▶ _Work instruction_:
Copy every line of the data exactly, keeping out any picture.

[Collected data entries]
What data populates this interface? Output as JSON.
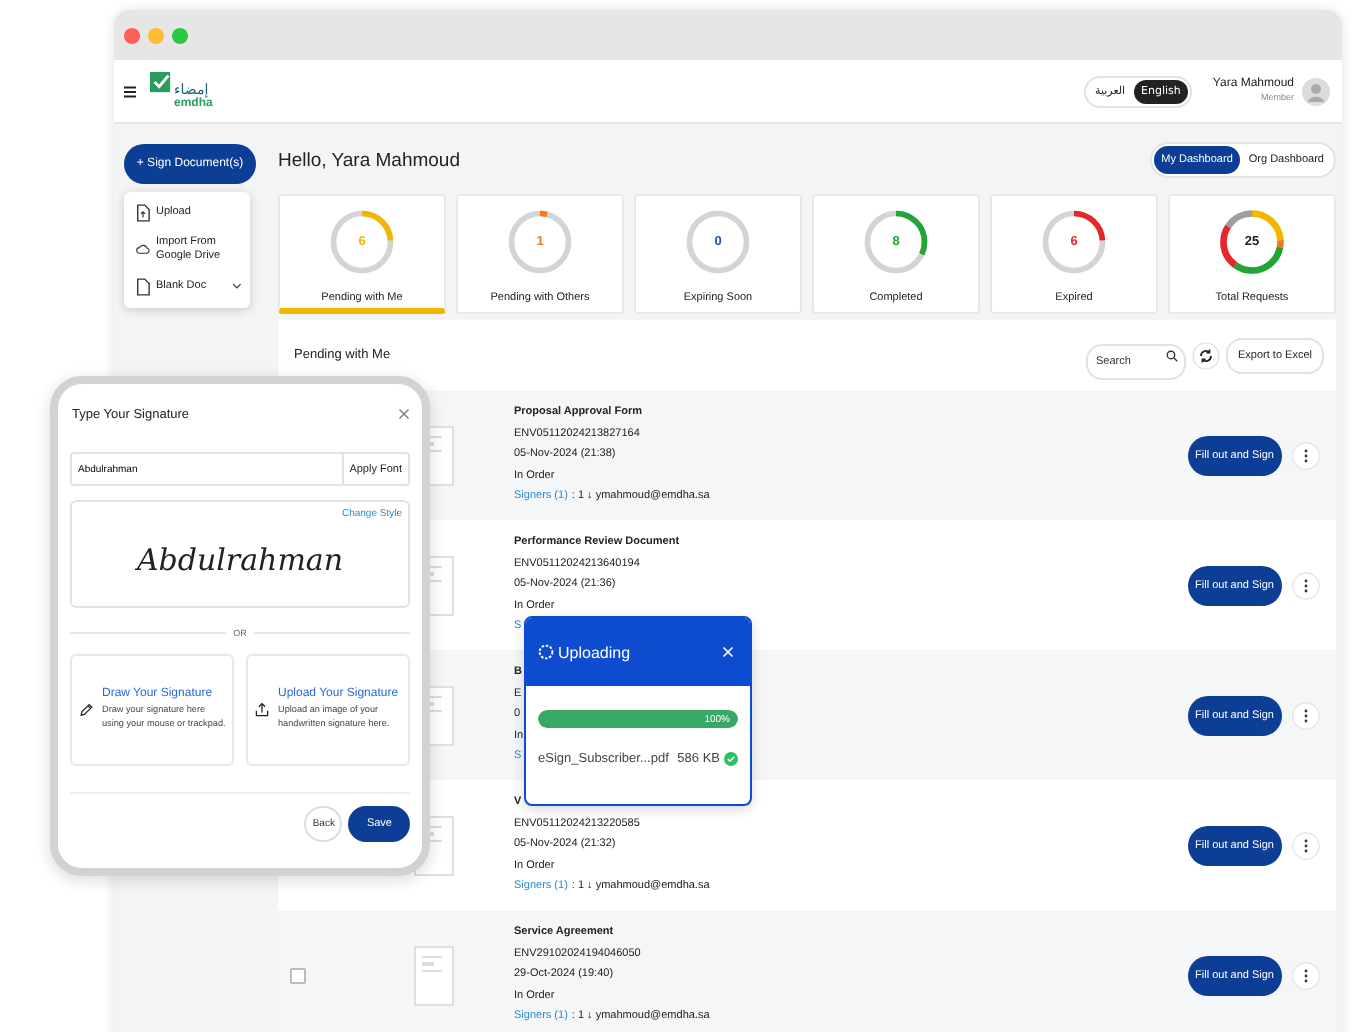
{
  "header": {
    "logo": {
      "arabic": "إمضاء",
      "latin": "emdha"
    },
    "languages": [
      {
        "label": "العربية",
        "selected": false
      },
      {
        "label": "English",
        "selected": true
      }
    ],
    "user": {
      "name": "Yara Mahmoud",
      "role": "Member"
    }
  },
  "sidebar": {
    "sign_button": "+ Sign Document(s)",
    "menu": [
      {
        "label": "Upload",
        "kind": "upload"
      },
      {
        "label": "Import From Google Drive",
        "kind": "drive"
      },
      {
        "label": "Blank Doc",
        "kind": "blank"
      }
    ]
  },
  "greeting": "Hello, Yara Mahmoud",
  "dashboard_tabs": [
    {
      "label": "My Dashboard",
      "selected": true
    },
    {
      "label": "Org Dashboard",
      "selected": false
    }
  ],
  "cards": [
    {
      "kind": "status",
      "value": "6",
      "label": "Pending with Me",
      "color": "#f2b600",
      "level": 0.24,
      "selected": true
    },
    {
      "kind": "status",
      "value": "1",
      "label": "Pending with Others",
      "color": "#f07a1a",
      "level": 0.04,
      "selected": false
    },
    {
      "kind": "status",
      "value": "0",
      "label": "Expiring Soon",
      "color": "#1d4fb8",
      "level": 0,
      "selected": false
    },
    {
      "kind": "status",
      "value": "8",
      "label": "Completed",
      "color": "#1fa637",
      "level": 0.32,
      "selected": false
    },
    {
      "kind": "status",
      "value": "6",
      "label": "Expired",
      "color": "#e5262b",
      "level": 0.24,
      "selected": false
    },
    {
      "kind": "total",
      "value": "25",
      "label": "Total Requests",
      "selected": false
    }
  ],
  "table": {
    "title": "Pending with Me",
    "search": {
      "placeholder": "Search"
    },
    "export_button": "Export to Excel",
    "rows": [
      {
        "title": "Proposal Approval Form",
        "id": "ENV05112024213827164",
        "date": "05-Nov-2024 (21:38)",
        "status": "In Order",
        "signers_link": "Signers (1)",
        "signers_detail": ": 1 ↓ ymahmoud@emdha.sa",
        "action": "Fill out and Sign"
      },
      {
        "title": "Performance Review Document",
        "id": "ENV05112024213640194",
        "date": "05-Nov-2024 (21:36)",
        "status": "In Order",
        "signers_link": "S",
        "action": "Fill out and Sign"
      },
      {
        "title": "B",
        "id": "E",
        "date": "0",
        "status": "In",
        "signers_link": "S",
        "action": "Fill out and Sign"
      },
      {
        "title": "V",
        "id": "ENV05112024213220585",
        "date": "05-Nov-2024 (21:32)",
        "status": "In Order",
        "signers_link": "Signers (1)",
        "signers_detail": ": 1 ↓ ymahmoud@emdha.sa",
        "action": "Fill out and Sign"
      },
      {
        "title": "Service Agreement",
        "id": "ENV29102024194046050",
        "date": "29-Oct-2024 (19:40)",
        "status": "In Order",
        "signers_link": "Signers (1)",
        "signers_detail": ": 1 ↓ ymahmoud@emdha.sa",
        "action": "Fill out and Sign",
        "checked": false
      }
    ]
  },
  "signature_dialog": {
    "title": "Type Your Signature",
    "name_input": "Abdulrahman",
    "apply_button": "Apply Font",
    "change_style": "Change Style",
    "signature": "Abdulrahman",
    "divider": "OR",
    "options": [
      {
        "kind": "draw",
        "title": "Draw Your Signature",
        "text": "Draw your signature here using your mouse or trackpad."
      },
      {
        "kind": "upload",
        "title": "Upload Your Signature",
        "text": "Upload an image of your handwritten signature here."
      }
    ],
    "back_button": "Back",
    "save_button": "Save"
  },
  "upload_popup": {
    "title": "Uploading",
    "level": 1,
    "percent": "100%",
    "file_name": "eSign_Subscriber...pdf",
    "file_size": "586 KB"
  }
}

▶ _Task answer_:
What data populates this interface? Output as JSON.
{
  "header": {
    "logo": {
      "arabic": "إمضاء",
      "latin": "emdha"
    },
    "languages": [
      {
        "label": "العربية",
        "selected": false
      },
      {
        "label": "English",
        "selected": true
      }
    ],
    "user": {
      "name": "Yara Mahmoud",
      "role": "Member"
    }
  },
  "sidebar": {
    "sign_button": "+ Sign Document(s)",
    "menu": [
      {
        "label": "Upload",
        "kind": "upload"
      },
      {
        "label": "Import From Google Drive",
        "kind": "drive"
      },
      {
        "label": "Blank Doc",
        "kind": "blank"
      }
    ]
  },
  "greeting": "Hello, Yara Mahmoud",
  "dashboard_tabs": [
    {
      "label": "My Dashboard",
      "selected": true
    },
    {
      "label": "Org Dashboard",
      "selected": false
    }
  ],
  "cards": [
    {
      "kind": "status",
      "value": "6",
      "label": "Pending with Me",
      "color": "#f2b600",
      "level": 0.24,
      "selected": true
    },
    {
      "kind": "status",
      "value": "1",
      "label": "Pending with Others",
      "color": "#f07a1a",
      "level": 0.04,
      "selected": false
    },
    {
      "kind": "status",
      "value": "0",
      "label": "Expiring Soon",
      "color": "#1d4fb8",
      "level": 0,
      "selected": false
    },
    {
      "kind": "status",
      "value": "8",
      "label": "Completed",
      "color": "#1fa637",
      "level": 0.32,
      "selected": false
    },
    {
      "kind": "status",
      "value": "6",
      "label": "Expired",
      "color": "#e5262b",
      "level": 0.24,
      "selected": false
    },
    {
      "kind": "total",
      "value": "25",
      "label": "Total Requests",
      "selected": false
    }
  ],
  "table": {
    "title": "Pending with Me",
    "search": {
      "placeholder": "Search"
    },
    "export_button": "Export to Excel",
    "rows": [
      {
        "title": "Proposal Approval Form",
        "id": "ENV05112024213827164",
        "date": "05-Nov-2024 (21:38)",
        "status": "In Order",
        "signers_link": "Signers (1)",
        "signers_detail": ": 1 ↓ ymahmoud@emdha.sa",
        "action": "Fill out and Sign"
      },
      {
        "title": "Performance Review Document",
        "id": "ENV05112024213640194",
        "date": "05-Nov-2024 (21:36)",
        "status": "In Order",
        "signers_link": "S",
        "action": "Fill out and Sign"
      },
      {
        "title": "B",
        "id": "E",
        "date": "0",
        "status": "In",
        "signers_link": "S",
        "action": "Fill out and Sign"
      },
      {
        "title": "V",
        "id": "ENV05112024213220585",
        "date": "05-Nov-2024 (21:32)",
        "status": "In Order",
        "signers_link": "Signers (1)",
        "signers_detail": ": 1 ↓ ymahmoud@emdha.sa",
        "action": "Fill out and Sign"
      },
      {
        "title": "Service Agreement",
        "id": "ENV29102024194046050",
        "date": "29-Oct-2024 (19:40)",
        "status": "In Order",
        "signers_link": "Signers (1)",
        "signers_detail": ": 1 ↓ ymahmoud@emdha.sa",
        "action": "Fill out and Sign",
        "checked": false
      }
    ]
  },
  "signature_dialog": {
    "title": "Type Your Signature",
    "name_input": "Abdulrahman",
    "apply_button": "Apply Font",
    "change_style": "Change Style",
    "signature": "Abdulrahman",
    "divider": "OR",
    "options": [
      {
        "kind": "draw",
        "title": "Draw Your Signature",
        "text": "Draw your signature here using your mouse or trackpad."
      },
      {
        "kind": "upload",
        "title": "Upload Your Signature",
        "text": "Upload an image of your handwritten signature here."
      }
    ],
    "back_button": "Back",
    "save_button": "Save"
  },
  "upload_popup": {
    "title": "Uploading",
    "level": 1,
    "percent": "100%",
    "file_name": "eSign_Subscriber...pdf",
    "file_size": "586 KB"
  }
}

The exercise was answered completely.